Strong rains in Brazil's Rio Grande do Sul state could impact the wheat crop, said analysts Tuesday (October 28).
"It is too early to give a number, but people expect a fall in the size of the wheat crop or lower quality," said Elcio Bento, an analyst at Safras & Mercado.
The state's wheat crop estimate could now be revised downward, Bento said, without giving details.
Rio Grande do Sul, Brazil's No. 2 wheat-producing state, should produce more than 2 million tonnes of wheat in 2008-09, according to Brazil's National Commodities Supply Corp., or Conab.
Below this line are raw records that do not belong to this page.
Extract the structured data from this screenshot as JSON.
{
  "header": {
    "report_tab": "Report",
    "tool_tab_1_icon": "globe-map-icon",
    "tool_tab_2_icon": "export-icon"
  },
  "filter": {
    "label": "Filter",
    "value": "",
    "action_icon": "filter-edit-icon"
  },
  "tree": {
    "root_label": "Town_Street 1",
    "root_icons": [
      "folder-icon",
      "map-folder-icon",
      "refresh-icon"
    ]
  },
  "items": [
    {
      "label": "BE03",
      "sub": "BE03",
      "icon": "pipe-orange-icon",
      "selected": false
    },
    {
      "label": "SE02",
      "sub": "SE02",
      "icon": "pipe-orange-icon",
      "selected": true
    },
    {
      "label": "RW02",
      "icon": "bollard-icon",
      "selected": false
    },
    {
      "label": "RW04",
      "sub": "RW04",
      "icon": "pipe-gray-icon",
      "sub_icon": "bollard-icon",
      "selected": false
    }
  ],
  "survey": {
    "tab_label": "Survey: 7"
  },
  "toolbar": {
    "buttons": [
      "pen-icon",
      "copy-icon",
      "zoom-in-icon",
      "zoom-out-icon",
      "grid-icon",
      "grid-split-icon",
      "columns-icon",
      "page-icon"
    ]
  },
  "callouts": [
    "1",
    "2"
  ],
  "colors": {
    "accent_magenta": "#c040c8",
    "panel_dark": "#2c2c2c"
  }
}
In recent weeks Rio Grande do Sul has been lashed by heavy rain and hail followed by hot spells and then more rain.
Bento said that Rio Grande do Sul harvested only around 10 percent of its wheat in the first half of October compared to the norm of 15 percent or 20 percent for the time of year.
Marcilio Saiki at Brazil's largest agricultural cooperative, Coamo, said the quality of the wheat is likely to be lower quality in 2008-09 in Rio Grande do Sul, where the harvest has been impacted by the rain.
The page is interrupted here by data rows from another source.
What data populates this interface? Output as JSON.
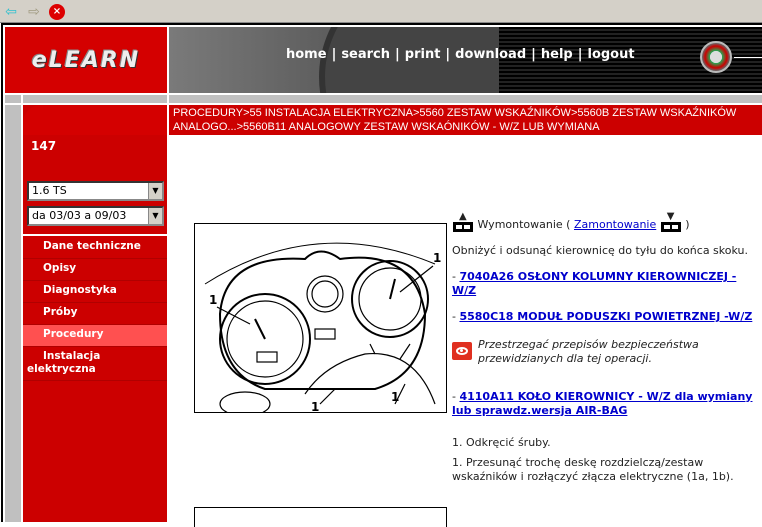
{
  "toolbar": {
    "back_icon": "arrow-left-icon",
    "forward_icon": "arrow-right-icon",
    "stop_icon": "stop-icon"
  },
  "logo": {
    "text": "eLEARN"
  },
  "nav": {
    "items": [
      "home",
      "search",
      "print",
      "download",
      "help",
      "logout"
    ]
  },
  "breadcrumb": {
    "line1": "PROCEDURY>55 INSTALACJA ELEKTRYCZNA>5560 ZESTAW WSKAŹNIKÓW>5560B ZESTAW WSKAŹNIKÓW",
    "line2": "ANALOGO...>5560B11 ANALOGOWY ZESTAW WSKAÓNIKÓW - W/Z LUB WYMIANA"
  },
  "sidebar": {
    "model": "147",
    "engine_select": "1.6 TS",
    "date_select": "da 03/03 a 09/03",
    "menu": [
      {
        "label": "Dane techniczne",
        "active": false
      },
      {
        "label": "Opisy",
        "active": false
      },
      {
        "label": "Diagnostyka",
        "active": false
      },
      {
        "label": "Próby",
        "active": false
      },
      {
        "label": "Procedury",
        "active": true
      },
      {
        "label": "Instalacja elektryczna",
        "active": false
      }
    ]
  },
  "figure": {
    "callouts": [
      "1",
      "1",
      "1",
      "1"
    ]
  },
  "content": {
    "removal_label": "Wymontowanie (",
    "install_link": "Zamontowanie",
    "close_paren": ")",
    "step_intro": "Obniżyć i odsunąć kierownicę do tyłu do końca skoku.",
    "links": [
      "7040A26  OSŁONY KOLUMNY KIEROWNICZEJ - W/Z",
      "5580C18  MODUŁ PODUSZKI POWIETRZNEJ -W/Z",
      "4110A11  KOŁO KIEROWNICY - W/Z dla wymiany lub sprawdz.wersja AIR-BAG"
    ],
    "link_prefix": "- ",
    "warning": "Przestrzegać przepisów bezpieczeństwa przewidzianych dla tej operacji.",
    "step1": "1. Odkręcić śruby.",
    "step2": "1. Przesunąć trochę deskę rozdzielczą/zestaw wskaźników i rozłączyć złącza elektryczne (1a, 1b)."
  },
  "colors": {
    "brand_red": "#cc0000",
    "active_menu": "#ff5050",
    "link": "#0000cc",
    "warning": "#e03020"
  }
}
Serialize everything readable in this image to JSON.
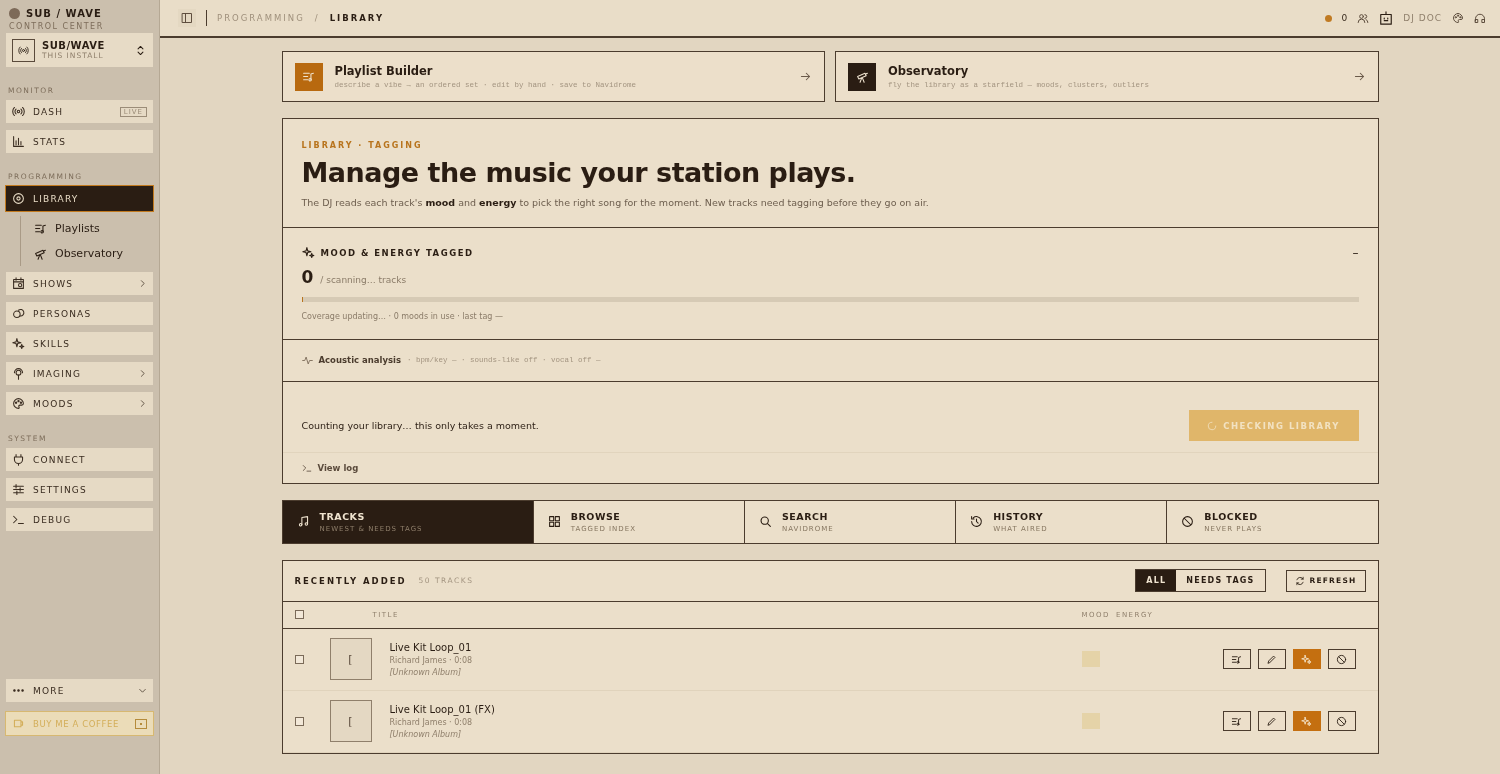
{
  "sidebar": {
    "brand": {
      "title": "SUB / WAVE",
      "subtitle": "CONTROL CENTER"
    },
    "install": {
      "title": "SUB/WAVE",
      "subtitle": "THIS INSTALL"
    },
    "sections": [
      {
        "heading": "MONITOR",
        "items": [
          {
            "label": "DASH",
            "selected": false,
            "expandable": false,
            "badge": "LIVE"
          },
          {
            "label": "STATS",
            "selected": false,
            "expandable": false
          }
        ]
      },
      {
        "heading": "PROGRAMMING",
        "items": [
          {
            "label": "LIBRARY",
            "selected": true,
            "expandable": false,
            "children": [
              {
                "label": "Playlists"
              },
              {
                "label": "Observatory"
              }
            ]
          },
          {
            "label": "SHOWS",
            "selected": false,
            "expandable": true
          },
          {
            "label": "PERSONAS",
            "selected": false,
            "expandable": false
          },
          {
            "label": "SKILLS",
            "selected": false,
            "expandable": false
          },
          {
            "label": "IMAGING",
            "selected": false,
            "expandable": true
          },
          {
            "label": "MOODS",
            "selected": false,
            "expandable": true
          }
        ]
      },
      {
        "heading": "SYSTEM",
        "items": [
          {
            "label": "CONNECT",
            "selected": false,
            "expandable": false
          },
          {
            "label": "SETTINGS",
            "selected": false,
            "expandable": false
          },
          {
            "label": "DEBUG",
            "selected": false,
            "expandable": false
          }
        ]
      }
    ],
    "more": "MORE",
    "coffee": "BUY ME A COFFEE"
  },
  "topbar": {
    "breadcrumb": {
      "parent": "PROGRAMMING",
      "separator": "/",
      "current": "LIBRARY"
    },
    "listeners": "0",
    "dj": "DJ DOC"
  },
  "cards": [
    {
      "title": "Playlist Builder",
      "subtitle": "describe a vibe → an ordered set · edit by hand · save to Navidrome",
      "color": "#b8690f"
    },
    {
      "title": "Observatory",
      "subtitle": "fly the library as a starfield — moods, clusters, outliers",
      "color": "#2a1d13"
    }
  ],
  "hero": {
    "eyebrow": "LIBRARY · TAGGING",
    "title": "Manage the music your station plays.",
    "description": "The DJ reads each track's **mood** and **energy** to pick the right song for the moment. New tracks need tagging before they go on air."
  },
  "tagging": {
    "heading": "MOOD & ENERGY TAGGED",
    "count": "0",
    "count_suffix": "/ scanning… tracks",
    "level": 0,
    "collapse": "–",
    "coverage": "Coverage updating… · 0 moods in use · last tag —"
  },
  "acoustic": {
    "label": "Acoustic analysis",
    "details": "· bpm/key — · sounds-like off · vocal off —"
  },
  "status": {
    "message": "Counting your library… this only takes a moment.",
    "button": {
      "label": "CHECKING LIBRARY",
      "disabled": true
    },
    "log_link": "View log"
  },
  "tabs": [
    {
      "label": "TRACKS",
      "sublabel": "NEWEST & NEEDS TAGS",
      "selected": true
    },
    {
      "label": "BROWSE",
      "sublabel": "TAGGED INDEX",
      "selected": false
    },
    {
      "label": "SEARCH",
      "sublabel": "NAVIDROME",
      "selected": false
    },
    {
      "label": "HISTORY",
      "sublabel": "WHAT AIRED",
      "selected": false
    },
    {
      "label": "BLOCKED",
      "sublabel": "NEVER PLAYS",
      "selected": false
    }
  ],
  "table": {
    "title": "RECENTLY ADDED",
    "count": "50 TRACKS",
    "filters": [
      {
        "label": "ALL",
        "selected": true
      },
      {
        "label": "NEEDS TAGS",
        "selected": false
      }
    ],
    "refresh": "REFRESH",
    "select_all_checked": false,
    "columns": [
      "TITLE",
      "MOOD",
      "ENERGY"
    ],
    "rows": [
      {
        "checked": false,
        "art": "[",
        "title": "Live Kit Loop_01",
        "meta": "Richard James · 0:08",
        "album": "[Unknown Album]"
      },
      {
        "checked": false,
        "art": "[",
        "title": "Live Kit Loop_01 (FX)",
        "meta": "Richard James · 0:08",
        "album": "[Unknown Album]"
      }
    ]
  }
}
"More rain is expected, and this could further impact the state's wheat crop," Saiki said, without giving details.
Odilone Soares DaCosta, an agronomist with the state's rural assistance agency Emater, is more optimistic.
Rio Grande do Sul's wheat harvest should remain within the range of Conab, despite the recent rains, he said.
"We've seen problems in specific regions such as Sao Borja in the northwest, but this is isolated," he said. This region is one of the first to harvest and has been impacted by the rains that slowed the cutting process.
Still, in most areas it's still to early to determine the impact of the weather on the 2008-09 crop, he warned.
Parana, Brazil's No. 1 wheat-producing state, also experienced recent rain but is unlikely to see a reduction in production or quality, said Bento.
Parana should produce around 2.9 million tonnes in 2008-09, while Brazil's total wheat production is estimated at 5.8 million tonnes in 2008-09, said Conab.